. The test to be applied is whether the act of the servant is done in connection with the master's business and for the purpose of promoting the master's interest. American Oil Co. v. McCluskey, 119 Ga. App. 475
, 477 (167 SE2d 711
). Defendant Lyons' evidence is insufficient to pierce the allegation that Harden was within the scope of his employment. We cannot say as a matter of law that the circumstances which may have motivated Harden to place another employee, injured while at work, in his private automobile to seek needed medical attention was Harden's own act and not in furtherance of his employer's business and interest. This question has not been eliminated from the case.
It has been conceded that plaintiffs were guest passengers in the Harden vehicle. It is contended that the only evidence of negligence of Harden is that he was exceeding the speed limit of 35 miles per hour at the place of the accident. The evidence as to speed is in sharp dispute. Harden testified that he was traveling between 30 and 40 miles per hour. There is other evidence that he was driving at approximately 60 miles per hour. The accident occurred near the middle of the City of Lyons. While speeding alone may not necessarily amount to gross negligence, the degree of negligence required to hold the host liable, an automobile can be operated at greatly excessive and dangerous speed under circumstances so as to present a jury question as to whether the driver is grossly negligent. Moore v. Bryan, 52 Ga. App. 272
, 282 (183 SE 117
). Traveling at 60 miles per hour near the heart of a town presents a factual situation upon which there may be a difference of opinion between reasonable men as to whether it amounts to gross negligence. Thus a jury question is presented. Wood v. Olson, 104 Ga. App. 321 (121 SE2d 677)
; Wright v. Lail, 105 Ga. App. 261
, 265 (124 SE2d 487
2. Plaintiff submitted written interrogatories to defendant Foskey. After answering the other defendants moved to "strike and expunge' her answers which was denied. The rules on Depositions and Discovery found in Sections 26 through 37 of the Civil Practice Act (Code Ann. 81A-126--81A-137) contain no provision for the striking of answers to interrogatories prior to tender in evidence at trial. As there is no basis under the statute for the striking of these answers, it presents nothing for consideration.
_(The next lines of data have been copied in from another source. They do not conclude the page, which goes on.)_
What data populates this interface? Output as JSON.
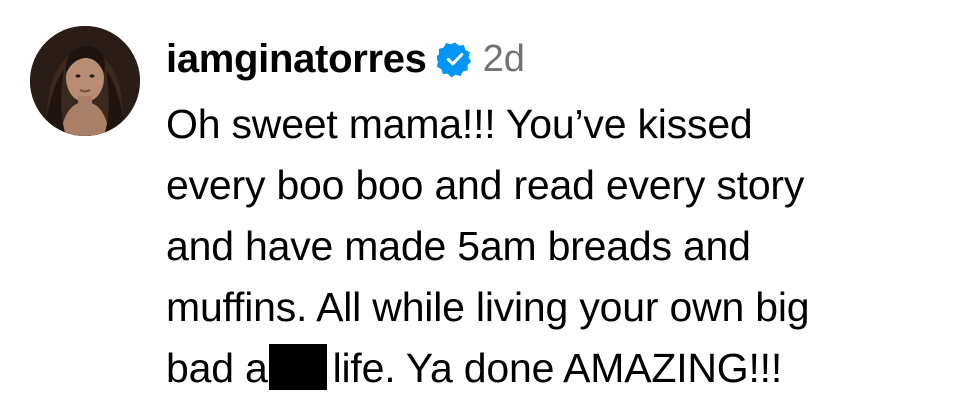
{
  "comment": {
    "author": {
      "username": "iamginatorres",
      "verified": true,
      "avatar_icon": "profile-photo"
    },
    "timestamp": "2d",
    "lines": [
      "Oh sweet mama!!! You’ve kissed",
      "every boo boo and read every story",
      "and have made 5am breads and",
      "muffins. All while living your own big"
    ],
    "last_line": {
      "before_redaction": "bad a",
      "after_redaction": "life. Ya done AMAZING!!!"
    }
  },
  "colors": {
    "text": "#000000",
    "timestamp": "#737373",
    "verified_badge": "#0095f6",
    "redaction": "#000000",
    "background": "#ffffff"
  }
}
On this point, defendants' remedy is to object to the admissibility of the answers to the interrogatories if and when they are ever offered in evidence at the time of the trial. See Code Ann. 81A-126 (d), 81A-133.
Judgments affirmed. Quillian and Whitman, JJ., concur.